I think the TLC5951 will work. The datasheet indicates that dot correction data (which I don't expect to need) can be written through the grayscale data input. I won't be able to transmit a grayscale clock from my microcontroller, that will have to be generated locally at the LED driver. So I'm thinking that I just put a clock IC on the LED board and drive all three GSCLKs with it. Is there anything I'm overlooking as to why this shouldn't be done?
I can use my CS signal for the data latch since I have full GPIO control of this signal. I will NOT have control of the BLANK signal. The datasheet states:
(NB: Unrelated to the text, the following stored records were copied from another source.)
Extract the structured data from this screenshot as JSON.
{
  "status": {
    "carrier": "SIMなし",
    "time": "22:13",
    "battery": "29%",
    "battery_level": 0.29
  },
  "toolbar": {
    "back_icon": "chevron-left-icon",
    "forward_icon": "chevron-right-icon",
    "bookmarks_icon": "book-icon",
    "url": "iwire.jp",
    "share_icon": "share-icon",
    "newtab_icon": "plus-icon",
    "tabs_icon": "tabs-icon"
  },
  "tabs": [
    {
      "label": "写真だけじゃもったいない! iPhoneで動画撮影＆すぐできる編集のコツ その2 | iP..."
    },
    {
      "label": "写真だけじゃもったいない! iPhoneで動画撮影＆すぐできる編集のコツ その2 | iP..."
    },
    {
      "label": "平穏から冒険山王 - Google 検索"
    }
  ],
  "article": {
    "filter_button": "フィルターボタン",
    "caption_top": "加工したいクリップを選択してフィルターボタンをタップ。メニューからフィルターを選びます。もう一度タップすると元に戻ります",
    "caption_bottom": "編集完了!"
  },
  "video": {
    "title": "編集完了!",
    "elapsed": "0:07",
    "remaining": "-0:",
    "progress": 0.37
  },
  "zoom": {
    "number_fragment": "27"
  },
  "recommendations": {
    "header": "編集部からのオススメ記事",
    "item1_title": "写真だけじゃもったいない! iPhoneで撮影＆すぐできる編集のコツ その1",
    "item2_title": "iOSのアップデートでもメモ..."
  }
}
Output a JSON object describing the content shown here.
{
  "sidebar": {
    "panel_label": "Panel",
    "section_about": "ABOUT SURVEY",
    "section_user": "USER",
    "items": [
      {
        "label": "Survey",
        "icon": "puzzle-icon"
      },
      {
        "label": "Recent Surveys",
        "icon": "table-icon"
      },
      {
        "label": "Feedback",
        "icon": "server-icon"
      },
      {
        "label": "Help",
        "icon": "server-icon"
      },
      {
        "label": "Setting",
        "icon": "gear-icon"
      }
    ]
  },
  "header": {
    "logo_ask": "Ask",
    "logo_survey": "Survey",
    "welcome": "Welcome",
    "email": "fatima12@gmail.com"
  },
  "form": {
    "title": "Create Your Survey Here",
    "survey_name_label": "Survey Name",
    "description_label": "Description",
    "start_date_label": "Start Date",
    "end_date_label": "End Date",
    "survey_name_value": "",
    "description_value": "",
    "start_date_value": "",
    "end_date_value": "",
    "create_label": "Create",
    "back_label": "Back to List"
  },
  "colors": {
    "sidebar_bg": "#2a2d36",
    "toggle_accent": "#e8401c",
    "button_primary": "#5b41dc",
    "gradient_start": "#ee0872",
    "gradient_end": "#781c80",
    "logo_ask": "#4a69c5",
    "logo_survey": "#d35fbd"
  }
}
For this reason,data should only be latched when XBLNK is low. If data are latched with XBLNK high, the outputs may turn on or off unexpectedly.
Am I correct in thinking that this shouldn't be an issue in most use cases? I'm not trying to synchronize the lighting to high speed cameras or anything, I just want it to look nice to the human eye (and hopefully Android/iPhone cameras). I assume that this simply means the outputs are updated immediately and appropriately for the new grayscale data register (GSDR) vs the grayscale clock (GSCLK) value. In other words, if outputs are currently off because the GSDR is 10 and the GSCLK is 50 and I latch 70 into GSCLK, the output will turn on for 20 more clock cycles and then turn off. Is this accurate? I hesitate because TLC5947 doesn't behave in this fashion. It turns the outputs off until the GSCLK rolls over or until BLANK is pulsed. This causes noticeable flickering.
TLC59581 looks, at a glance, like an appropriate device. It seems to have internal memory to support multiplexing LEDs. However, it has a max sink current of 25mA. Multiplexing will divide that current among each of the channels, and I need to drive my LEDs at 20mA. I think I would also need an FPGA locally near the driver(s) to support switching the multiplexing lines synchronized with the grayscale clock rolling over which drives the cost back up. Without multiplexing, it might be a marginally cheaper solution than the TLC5951.